Countess Zebella Trencavel of Carcassone and her husband Roger Bernard, the count of Foix, gave their daughter an Occitan name, “Light of the world.”
In a period when women were often despised, and treated as mere possession, Esclarmonde was a shining light, both for the enlightenment of human beings and for the condition of women – the issue she was most deeply involved with.
At her parents’ court in Foix, the esoteric and romantic culture of troubadour love was lived and practiced. Esclarmonde married the Lord of L’Isle Jourdain, with whom she had six children. When, in 1200 AD, she became a widow, she finally publicly confessed her faith in Catharism, a heretical reform movement practiced in northern Italy and southern France.
Esclarmonde created a series of institutions for women and reinforced the walls of the castle of Montségur, realizing that the French catholic crusaders would almost certainly attack it.
When, in the year 1167, Bishop Nicetas of Constantinople, a member of the Bogomil sect, visited Lombardy and northern Italy (Esclarmonde was then 12 years old) he also came to Occitania, also called Languedoc.
Nicetas represented the religious and political movement of the Bogomil sect that had been founded in the 10th century by the priest Bogomil in Bulgaria.
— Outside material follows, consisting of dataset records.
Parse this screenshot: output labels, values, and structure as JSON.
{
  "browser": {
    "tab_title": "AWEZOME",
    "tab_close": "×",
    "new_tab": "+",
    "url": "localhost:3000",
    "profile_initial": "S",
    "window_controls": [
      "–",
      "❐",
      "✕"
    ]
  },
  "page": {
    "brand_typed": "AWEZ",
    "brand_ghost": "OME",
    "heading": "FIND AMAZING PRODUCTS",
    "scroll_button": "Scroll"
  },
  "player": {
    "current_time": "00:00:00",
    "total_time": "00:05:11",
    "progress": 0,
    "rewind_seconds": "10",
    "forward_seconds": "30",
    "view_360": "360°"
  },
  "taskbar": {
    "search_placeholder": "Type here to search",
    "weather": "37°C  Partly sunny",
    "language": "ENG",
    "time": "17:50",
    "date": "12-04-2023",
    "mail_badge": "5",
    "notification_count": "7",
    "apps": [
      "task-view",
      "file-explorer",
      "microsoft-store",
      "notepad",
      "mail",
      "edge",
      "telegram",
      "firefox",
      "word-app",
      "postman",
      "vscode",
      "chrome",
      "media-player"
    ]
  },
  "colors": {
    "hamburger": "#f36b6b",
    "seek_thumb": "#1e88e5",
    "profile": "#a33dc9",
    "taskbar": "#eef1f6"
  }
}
The Bogomils had a very strong influence on the religion of the Cathars who called themselves “Christians” and “good Christians” and above all “friends of God.”
A fundamental issue in the Bogomil belief was that women and men had equal rights and treated each other according to that principle. This equality of the genders was totally adopted by the Cathar movement.
in 1204, several years after Bishop Niceta’s visit to southern France, Esclarmonde, was appointed “Prefect” of the Cathari and was appointed manager of a community of hospitals and schools.
In 1207, she organized a final debate with leaders of the the Roman Catholic church in Palmiers, where Esclarmonde, a highly educated and a brilliant speaker, won the debate. The defeated catholics, having run out of arguments against Esclarmonde and contesting her accusation about the cruelty of the Church, replied: “You had better go back to your spinning- wheel, Madame. It’s not suitable for a woman to interfere in this sort of debate.”
A year later, in 1208, Pope Innocent III initiated the crusade against the Albigenses and as Esclarmonde refused to submit herself to the dominion of the Roman Catholic church, the pope put a bounty on her capture and the crusader knights named her “the fox of Foix.”
They did not succeed in capturing her, however, and ordinary people began to call her “Esclarmonde, the Great.” She became, in this way, the symbol of the resistance against the crusade.
According to some legends, Esclarmonde was on the run for another 30 years, sometimes sleeping in caves and barns, feeling sometimes the breath of her pursuers in close proximity.
Her work gave the people of Occitania such courage and hope that her memory has survived until the present time.
Esclarmonde de Foix is a #NastyWomanHereticandWriter
© Karin Peschau 2017
(My niece, Sophie Charlotte Arnaud, allowed me to paint her as the model for Esclarmonde. Sophie’s family roots, both maternal and paternal, (her father Jacques came from Foix), are in the Languedoc, in Foix itself.)